*** Opening Records for this exercise ***
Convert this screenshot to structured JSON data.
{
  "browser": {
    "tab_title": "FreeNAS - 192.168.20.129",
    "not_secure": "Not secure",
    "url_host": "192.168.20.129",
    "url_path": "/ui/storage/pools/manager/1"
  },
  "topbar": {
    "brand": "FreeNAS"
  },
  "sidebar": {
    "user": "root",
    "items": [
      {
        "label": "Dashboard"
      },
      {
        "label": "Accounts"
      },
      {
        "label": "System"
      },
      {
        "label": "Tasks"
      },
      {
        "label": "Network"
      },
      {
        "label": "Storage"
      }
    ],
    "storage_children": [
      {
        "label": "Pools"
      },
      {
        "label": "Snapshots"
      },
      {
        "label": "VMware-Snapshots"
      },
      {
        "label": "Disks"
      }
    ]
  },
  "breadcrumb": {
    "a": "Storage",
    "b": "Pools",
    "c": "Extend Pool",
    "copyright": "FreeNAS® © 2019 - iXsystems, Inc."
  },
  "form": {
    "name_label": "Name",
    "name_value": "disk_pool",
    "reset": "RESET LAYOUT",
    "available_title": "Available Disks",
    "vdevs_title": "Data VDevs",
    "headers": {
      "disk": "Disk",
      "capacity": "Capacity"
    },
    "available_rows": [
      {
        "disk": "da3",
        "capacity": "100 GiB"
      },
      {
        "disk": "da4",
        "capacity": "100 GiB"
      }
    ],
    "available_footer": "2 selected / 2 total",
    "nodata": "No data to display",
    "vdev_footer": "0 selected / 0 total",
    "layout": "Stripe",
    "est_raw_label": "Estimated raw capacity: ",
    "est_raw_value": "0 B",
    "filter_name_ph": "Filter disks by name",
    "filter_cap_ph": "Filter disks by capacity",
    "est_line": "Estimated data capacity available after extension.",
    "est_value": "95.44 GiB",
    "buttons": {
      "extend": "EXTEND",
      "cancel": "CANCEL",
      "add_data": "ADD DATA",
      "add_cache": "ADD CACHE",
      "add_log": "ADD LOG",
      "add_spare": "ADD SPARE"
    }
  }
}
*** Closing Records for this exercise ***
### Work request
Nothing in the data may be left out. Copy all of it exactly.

### Task answer
Convert this screenshot to structured JSON data.
{
  "browser": {
    "tab_title": "FreeNAS - 192.168.20.129",
    "not_secure": "Not secure",
    "url_host": "192.168.20.129",
    "url_path": "/ui/storage/pools/manager/1"
  },
  "topbar": {
    "brand": "FreeNAS"
  },
  "sidebar": {
    "user": "root",
    "items": [
      {
        "label": "Dashboard"
      },
      {
        "label": "Accounts"
      },
      {
        "label": "System"
      },
      {
        "label": "Tasks"
      },
      {
        "label": "Network"
      },
      {
        "label": "Storage"
      }
    ],
    "storage_children": [
      {
        "label": "Pools"
      },
      {
        "label": "Snapshots"
      },
      {
        "label": "VMware-Snapshots"
      },
      {
        "label": "Disks"
      }
    ]
  },
  "breadcrumb": {
    "a": "Storage",
    "b": "Pools",
    "c": "Extend Pool",
    "copyright": "FreeNAS® © 2019 - iXsystems, Inc."
  },
  "form": {
    "name_label": "Name",
    "name_value": "disk_pool",
    "reset": "RESET LAYOUT",
    "available_title": "Available Disks",
    "vdevs_title": "Data VDevs",
    "headers": {
      "disk": "Disk",
      "capacity": "Capacity"
    },
    "available_rows": [
      {
        "disk": "da3",
        "capacity": "100 GiB"
      },
      {
        "disk": "da4",
        "capacity": "100 GiB"
      }
    ],
    "available_footer": "2 selected / 2 total",
    "nodata": "No data to display",
    "vdev_footer": "0 selected / 0 total",
    "layout": "Stripe",
    "est_raw_label": "Estimated raw capacity: ",
    "est_raw_value": "0 B",
    "filter_name_ph": "Filter disks by name",
    "filter_cap_ph": "Filter disks by capacity",
    "est_line": "Estimated data capacity available after extension.",
    "est_value": "95.44 GiB",
    "buttons": {
      "extend": "EXTEND",
      "cancel": "CANCEL",
      "add_data": "ADD DATA",
      "add_cache": "ADD CACHE",
      "add_log": "ADD LOG",
      "add_spare": "ADD SPARE"
    }
  }
}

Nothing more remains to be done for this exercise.